Return all of the entries below exactly as they are given.

**Supplied material:**
- Opening Delimiter -
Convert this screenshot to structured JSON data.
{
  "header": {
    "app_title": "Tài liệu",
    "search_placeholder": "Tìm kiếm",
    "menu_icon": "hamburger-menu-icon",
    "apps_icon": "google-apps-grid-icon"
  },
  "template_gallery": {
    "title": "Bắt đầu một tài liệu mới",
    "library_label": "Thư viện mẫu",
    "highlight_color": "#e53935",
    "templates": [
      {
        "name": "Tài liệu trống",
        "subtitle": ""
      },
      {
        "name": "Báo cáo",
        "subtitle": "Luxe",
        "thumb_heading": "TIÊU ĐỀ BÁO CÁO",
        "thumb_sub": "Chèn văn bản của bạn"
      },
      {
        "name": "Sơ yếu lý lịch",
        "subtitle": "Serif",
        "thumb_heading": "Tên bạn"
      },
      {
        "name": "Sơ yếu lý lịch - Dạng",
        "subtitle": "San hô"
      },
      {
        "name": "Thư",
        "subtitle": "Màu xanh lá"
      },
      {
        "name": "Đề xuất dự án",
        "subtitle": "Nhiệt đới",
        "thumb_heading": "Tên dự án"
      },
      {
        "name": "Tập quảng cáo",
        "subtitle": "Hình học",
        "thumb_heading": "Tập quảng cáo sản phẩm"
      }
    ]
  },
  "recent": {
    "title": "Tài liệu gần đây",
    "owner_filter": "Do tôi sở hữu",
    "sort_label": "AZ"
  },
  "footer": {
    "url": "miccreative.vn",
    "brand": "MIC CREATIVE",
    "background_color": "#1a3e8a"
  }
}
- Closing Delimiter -
**Answer section:**
Convert this screenshot to structured JSON data.
{
  "header": {
    "app_title": "Tài liệu",
    "search_placeholder": "Tìm kiếm",
    "menu_icon": "hamburger-menu-icon",
    "apps_icon": "google-apps-grid-icon"
  },
  "template_gallery": {
    "title": "Bắt đầu một tài liệu mới",
    "library_label": "Thư viện mẫu",
    "highlight_color": "#e53935",
    "templates": [
      {
        "name": "Tài liệu trống",
        "subtitle": ""
      },
      {
        "name": "Báo cáo",
        "subtitle": "Luxe",
        "thumb_heading": "TIÊU ĐỀ BÁO CÁO",
        "thumb_sub": "Chèn văn bản của bạn"
      },
      {
        "name": "Sơ yếu lý lịch",
        "subtitle": "Serif",
        "thumb_heading": "Tên bạn"
      },
      {
        "name": "Sơ yếu lý lịch - Dạng",
        "subtitle": "San hô"
      },
      {
        "name": "Thư",
        "subtitle": "Màu xanh lá"
      },
      {
        "name": "Đề xuất dự án",
        "subtitle": "Nhiệt đới",
        "thumb_heading": "Tên dự án"
      },
      {
        "name": "Tập quảng cáo",
        "subtitle": "Hình học",
        "thumb_heading": "Tập quảng cáo sản phẩm"
      }
    ]
  },
  "recent": {
    "title": "Tài liệu gần đây",
    "owner_filter": "Do tôi sở hữu",
    "sort_label": "AZ"
  },
  "footer": {
    "url": "miccreative.vn",
    "brand": "MIC CREATIVE",
    "background_color": "#1a3e8a"
  }
}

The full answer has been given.